- **Entries from a dataset of interfaces**

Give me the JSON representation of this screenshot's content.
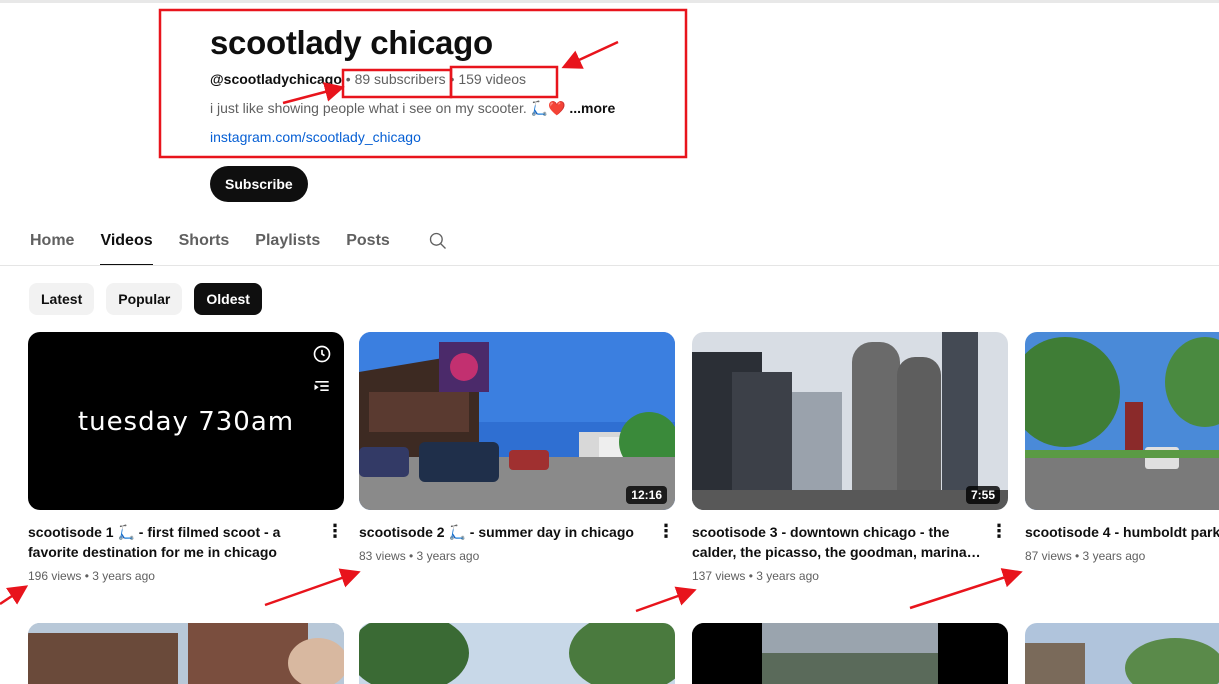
{
  "channel": {
    "name": "scootlady chicago",
    "handle": "@scootladychicago",
    "separator": "•",
    "subscribers": "89 subscribers",
    "videos_count": "159 videos",
    "description": "i just like showing people what i see on my scooter. 🛴❤️",
    "more_label": "...more",
    "link": "instagram.com/scootlady_chicago",
    "subscribe_label": "Subscribe"
  },
  "tabs": [
    {
      "label": "Home",
      "active": false
    },
    {
      "label": "Videos",
      "active": true
    },
    {
      "label": "Shorts",
      "active": false
    },
    {
      "label": "Playlists",
      "active": false
    },
    {
      "label": "Posts",
      "active": false
    }
  ],
  "chips": [
    {
      "label": "Latest",
      "active": false
    },
    {
      "label": "Popular",
      "active": false
    },
    {
      "label": "Oldest",
      "active": true
    }
  ],
  "videos": [
    {
      "title": "scootisode 1 🛴 - first filmed scoot - a favorite destination for me in chicago",
      "meta": "196 views • 3 years ago",
      "thumb_text": "tuesday 730am",
      "duration": ""
    },
    {
      "title": "scootisode 2 🛴 - summer day in chicago",
      "meta": "83 views • 3 years ago",
      "duration": "12:16"
    },
    {
      "title": "scootisode 3 - downtown chicago - the calder, the picasso, the goodman, marina…",
      "meta": "137 views • 3 years ago",
      "duration": "7:55"
    },
    {
      "title": "scootisode 4 - humboldt park",
      "meta": "87 views • 3 years ago",
      "duration": ""
    }
  ],
  "colors": {
    "accent_link": "#065fd4",
    "annotation_red": "#e8141c",
    "chip_bg": "#f2f2f2",
    "text_primary": "#0f0f0f",
    "text_secondary": "#606060"
  }
}
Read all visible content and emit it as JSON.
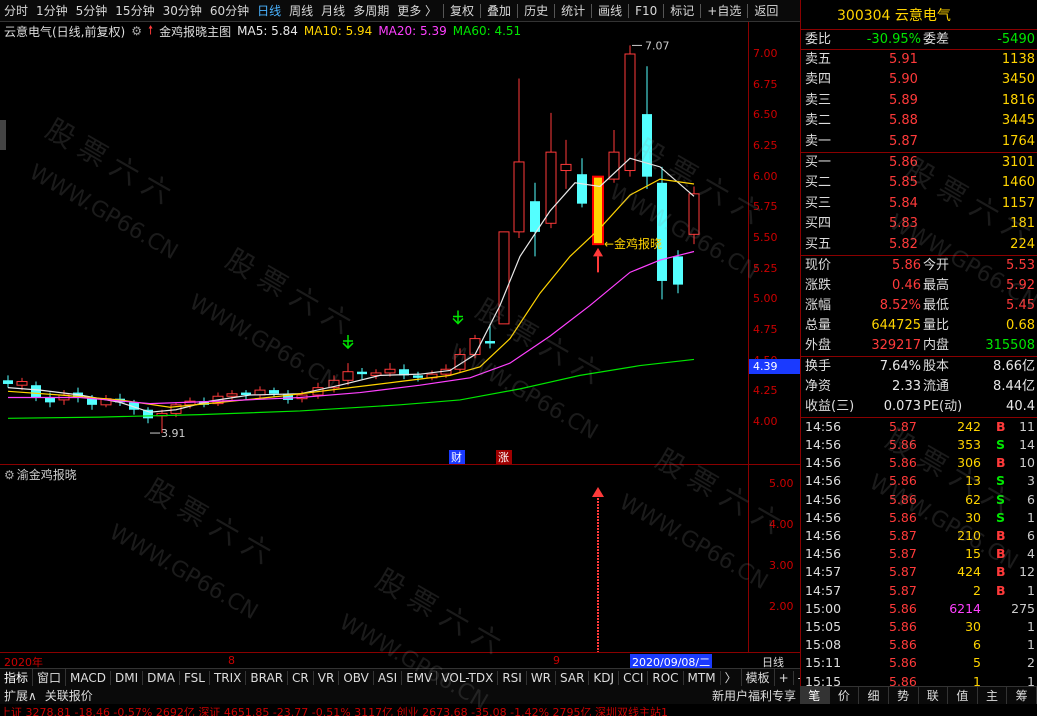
{
  "toolbar": {
    "periods": [
      "分时",
      "1分钟",
      "5分钟",
      "15分钟",
      "30分钟",
      "60分钟",
      "日线",
      "周线",
      "月线",
      "多周期",
      "更多 〉"
    ],
    "active_period": "日线",
    "tools": [
      "复权",
      "叠加",
      "历史",
      "统计",
      "画线",
      "F10",
      "标记",
      "+自选",
      "返回"
    ]
  },
  "chart_header": {
    "stock_label": "云意电气(日线,前复权)",
    "indicator_name": "金鸡报晓主图",
    "ma5": "MA5: 5.84",
    "ma10": "MA10: 5.94",
    "ma20": "MA20: 5.39",
    "ma60": "MA60: 4.51"
  },
  "price_axis": [
    "7.00",
    "6.75",
    "6.50",
    "6.25",
    "6.00",
    "5.75",
    "5.50",
    "5.25",
    "5.00",
    "4.75",
    "4.50",
    "4.25",
    "4.00"
  ],
  "current_price_tag": "4.39",
  "annotations": {
    "high_label": "7.07",
    "low_label": "3.91",
    "signal_label": "←金鸡报晓",
    "cai": "财",
    "zhang": "涨"
  },
  "sub_chart": {
    "title": "渝金鸡报晓",
    "axis": [
      "5.00",
      "4.00",
      "3.00",
      "2.00"
    ]
  },
  "date_axis": {
    "start": "2020年",
    "m8": "8",
    "m9": "9",
    "cursor_date": "2020/09/08/二",
    "right_label": "日线"
  },
  "indicator_tabs": [
    "指标",
    "窗口",
    "MACD",
    "DMI",
    "DMA",
    "FSL",
    "TRIX",
    "BRAR",
    "CR",
    "VR",
    "OBV",
    "ASI",
    "EMV",
    "VOL-TDX",
    "RSI",
    "WR",
    "SAR",
    "KDJ",
    "CCI",
    "ROC",
    "MTM",
    "〉",
    "模板",
    "+",
    "-"
  ],
  "ext_bar": [
    "扩展∧",
    "关联报价"
  ],
  "ext_bar_right": "新用户福利专享",
  "ticker": "上证 3278.81 -18.46 -0.57% 2692亿   深证 4651.85 -23.77 -0.51% 3117亿   创业 2673.68 -35.08 -1.42% 2795亿   深圳双线主站1",
  "quote": {
    "code_name": "300304 云意电气",
    "weibi_label": "委比",
    "weibi": "-30.95%",
    "weicha_label": "委差",
    "weicha": "-5490",
    "asks": [
      {
        "label": "卖五",
        "price": "5.91",
        "qty": "1138"
      },
      {
        "label": "卖四",
        "price": "5.90",
        "qty": "3450"
      },
      {
        "label": "卖三",
        "price": "5.89",
        "qty": "1816"
      },
      {
        "label": "卖二",
        "price": "5.88",
        "qty": "3445"
      },
      {
        "label": "卖一",
        "price": "5.87",
        "qty": "1764"
      }
    ],
    "bids": [
      {
        "label": "买一",
        "price": "5.86",
        "qty": "3101"
      },
      {
        "label": "买二",
        "price": "5.85",
        "qty": "1460"
      },
      {
        "label": "买三",
        "price": "5.84",
        "qty": "1157"
      },
      {
        "label": "买四",
        "price": "5.83",
        "qty": "181"
      },
      {
        "label": "买五",
        "price": "5.82",
        "qty": "224"
      }
    ],
    "stats1": [
      {
        "l1": "现价",
        "v1": "5.86",
        "c1": "red",
        "l2": "今开",
        "v2": "5.53",
        "c2": "red"
      },
      {
        "l1": "涨跌",
        "v1": "0.46",
        "c1": "red",
        "l2": "最高",
        "v2": "5.92",
        "c2": "red"
      },
      {
        "l1": "涨幅",
        "v1": "8.52%",
        "c1": "red",
        "l2": "最低",
        "v2": "5.45",
        "c2": "red"
      },
      {
        "l1": "总量",
        "v1": "644725",
        "c1": "yellow",
        "l2": "量比",
        "v2": "0.68",
        "c2": "yellow"
      },
      {
        "l1": "外盘",
        "v1": "329217",
        "c1": "red",
        "l2": "内盘",
        "v2": "315508",
        "c2": "green"
      }
    ],
    "stats2": [
      {
        "l1": "换手",
        "v1": "7.64%",
        "c1": "white",
        "l2": "股本",
        "v2": "8.66亿",
        "c2": "white"
      },
      {
        "l1": "净资",
        "v1": "2.33",
        "c1": "white",
        "l2": "流通",
        "v2": "8.44亿",
        "c2": "white"
      },
      {
        "l1": "收益(三)",
        "v1": "0.073",
        "c1": "white",
        "l2": "PE(动)",
        "v2": "40.4",
        "c2": "white"
      }
    ],
    "trades": [
      {
        "t": "14:56",
        "p": "5.87",
        "v": "242",
        "bs": "B",
        "n": "11"
      },
      {
        "t": "14:56",
        "p": "5.86",
        "v": "353",
        "bs": "S",
        "n": "14"
      },
      {
        "t": "14:56",
        "p": "5.86",
        "v": "306",
        "bs": "B",
        "n": "10"
      },
      {
        "t": "14:56",
        "p": "5.86",
        "v": "13",
        "bs": "S",
        "n": "3"
      },
      {
        "t": "14:56",
        "p": "5.86",
        "v": "62",
        "bs": "S",
        "n": "6"
      },
      {
        "t": "14:56",
        "p": "5.86",
        "v": "30",
        "bs": "S",
        "n": "1"
      },
      {
        "t": "14:56",
        "p": "5.87",
        "v": "210",
        "bs": "B",
        "n": "6"
      },
      {
        "t": "14:56",
        "p": "5.87",
        "v": "15",
        "bs": "B",
        "n": "4"
      },
      {
        "t": "14:57",
        "p": "5.87",
        "v": "424",
        "bs": "B",
        "n": "12"
      },
      {
        "t": "14:57",
        "p": "5.87",
        "v": "2",
        "bs": "B",
        "n": "1"
      },
      {
        "t": "15:00",
        "p": "5.86",
        "v": "6214",
        "bs": "",
        "n": "275"
      },
      {
        "t": "15:05",
        "p": "5.86",
        "v": "30",
        "bs": "",
        "n": "1"
      },
      {
        "t": "15:08",
        "p": "5.86",
        "v": "6",
        "bs": "",
        "n": "1"
      },
      {
        "t": "15:11",
        "p": "5.86",
        "v": "5",
        "bs": "",
        "n": "2"
      },
      {
        "t": "15:15",
        "p": "5.86",
        "v": "1",
        "bs": "",
        "n": "1"
      }
    ],
    "tabs": [
      "笔",
      "价",
      "细",
      "势",
      "联",
      "值",
      "主",
      "筹"
    ]
  },
  "watermark": [
    "股 票 六 六",
    "WWW.GP66.CN"
  ]
}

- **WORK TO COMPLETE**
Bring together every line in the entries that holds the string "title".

- **RESPONSE**
      "title": "scootisode 1 🛴 - first filmed scoot - a favorite destination for me in chicago",
      "title": "scootisode 2 🛴 - summer day in chicago",
      "title": "scootisode 3 - downtown chicago - the calder, the picasso, the goodman, marina…",
      "title": "scootisode 4 - humboldt park",
    "title": "渝金鸡报晓",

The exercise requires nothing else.